Todd Haynes is no stranger to controversy. The filmmaker, whose new lesbian romance Carol recently premiered to much critical love at the Cannes Film Festival, got a brush with it right at the beginning of his career. 1991's Poison, his first feature, was targeted by conservative religious groups for its depictions of gay characters and gay sex, with the added political hook that it received some of its funding from the National Endowment for the Arts.
Poison went on to win prizes, become a milestone of New Queer Cinema, and launch a directorial career that would encompass Safe, Velvet Goldmine, Far From Heaven, and I'm Not There. But in 2015, Haynes doesn't expect anything like the attacks he received when starting out, even with a film that united two famous actresses in a heated affair.
"I don't with Carol, I really don't," Haynes said at a Cannes press roundtable, noting how much times have changed. "It was interesting just recently to watch what happened when the religious freedoms were trying to be protected in Arizona — it backfired utterly.
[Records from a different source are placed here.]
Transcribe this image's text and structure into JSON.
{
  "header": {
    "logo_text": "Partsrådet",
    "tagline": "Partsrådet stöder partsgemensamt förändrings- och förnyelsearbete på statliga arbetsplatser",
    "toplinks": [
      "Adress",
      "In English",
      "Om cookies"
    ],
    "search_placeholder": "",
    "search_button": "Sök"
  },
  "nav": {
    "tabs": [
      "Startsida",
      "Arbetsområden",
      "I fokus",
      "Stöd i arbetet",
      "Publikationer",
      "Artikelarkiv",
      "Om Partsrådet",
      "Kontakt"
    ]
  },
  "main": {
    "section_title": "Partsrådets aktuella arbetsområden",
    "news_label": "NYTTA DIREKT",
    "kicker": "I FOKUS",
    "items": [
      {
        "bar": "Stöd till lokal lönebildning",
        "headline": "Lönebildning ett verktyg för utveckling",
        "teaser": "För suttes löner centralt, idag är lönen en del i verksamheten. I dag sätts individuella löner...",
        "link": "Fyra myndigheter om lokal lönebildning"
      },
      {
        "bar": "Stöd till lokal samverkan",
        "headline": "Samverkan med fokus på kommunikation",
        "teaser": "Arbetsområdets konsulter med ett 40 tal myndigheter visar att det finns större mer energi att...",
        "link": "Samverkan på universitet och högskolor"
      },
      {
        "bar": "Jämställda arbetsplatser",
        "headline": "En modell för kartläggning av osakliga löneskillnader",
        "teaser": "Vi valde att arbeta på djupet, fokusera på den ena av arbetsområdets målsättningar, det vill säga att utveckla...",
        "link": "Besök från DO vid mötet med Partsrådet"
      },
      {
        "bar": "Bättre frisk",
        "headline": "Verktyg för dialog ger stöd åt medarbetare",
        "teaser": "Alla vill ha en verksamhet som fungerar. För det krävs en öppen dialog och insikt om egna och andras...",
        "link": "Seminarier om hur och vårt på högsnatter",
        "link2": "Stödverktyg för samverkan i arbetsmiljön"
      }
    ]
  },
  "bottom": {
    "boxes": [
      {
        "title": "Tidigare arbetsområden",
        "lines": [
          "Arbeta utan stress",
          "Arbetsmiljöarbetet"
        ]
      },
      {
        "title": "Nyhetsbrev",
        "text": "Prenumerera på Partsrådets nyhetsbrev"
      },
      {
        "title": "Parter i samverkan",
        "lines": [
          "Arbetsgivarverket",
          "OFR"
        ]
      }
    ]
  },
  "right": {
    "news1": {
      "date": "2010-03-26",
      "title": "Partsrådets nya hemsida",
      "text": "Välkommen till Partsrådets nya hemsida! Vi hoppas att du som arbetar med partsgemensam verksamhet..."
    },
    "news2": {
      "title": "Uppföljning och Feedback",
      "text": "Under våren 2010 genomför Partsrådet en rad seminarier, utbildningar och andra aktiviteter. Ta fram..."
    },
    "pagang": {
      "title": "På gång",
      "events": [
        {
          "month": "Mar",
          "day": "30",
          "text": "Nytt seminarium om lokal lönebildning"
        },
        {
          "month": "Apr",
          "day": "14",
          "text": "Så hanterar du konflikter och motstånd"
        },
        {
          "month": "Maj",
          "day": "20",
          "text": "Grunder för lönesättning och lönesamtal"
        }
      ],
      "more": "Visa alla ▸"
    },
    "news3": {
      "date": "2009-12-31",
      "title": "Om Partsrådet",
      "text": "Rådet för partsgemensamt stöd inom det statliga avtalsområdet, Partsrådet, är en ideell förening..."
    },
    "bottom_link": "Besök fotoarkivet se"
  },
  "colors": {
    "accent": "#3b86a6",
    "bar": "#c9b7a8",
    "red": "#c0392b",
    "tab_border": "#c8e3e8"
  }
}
I think we're moving in a certain direction, and there are going to be obstacles along the way, but I don't think you can really go backwards."
He added, "I just read a statistic that more Americans would be comfortable with a gay president than a Christian evangelist. Which is bizarre to me, and that marks a radical shift in the last five-to-10 years."
Carol is a love story, but it's also very much about homophobia and gender expectations. It's set in 1952, where the title character (played by Cate Blanchett) finds her sexuality being used against her in a battle for the custody of her daughter, even as Carol becomes involved with a younger woman, Therese (Rooney Mara). Haynes uses the repression of his characters to show a courtship that takes place entirely in glances and what's left unsaid.
"I always love it when words escape characters and there are things that happen that can't be articulated," Haynes said. "That is really where the visual language of film is given its most necessity." And in a strangely fitting way, the strict social codes of the time enable the love affair between Carol and Therese to unfold.
"Two women deciding to live together in 1952 is way more acceptable than a man and a woman living together in 1952 who aren't married," Haynes pointed out. "I felt this in Far From Heaven — there's actually more liberty, more freedom in hiding or following certain social conventions that give strange permission for closeness."
He continued, "You're watching how these women pursue each other: Carol invites a girl out to lunch. It's more acceptable at the time than it would seem today [where] it probably would seem more like a come-on. Whereas Carol says, 'I wouldn't have asked a man to go to lunch — that would have been something else.'"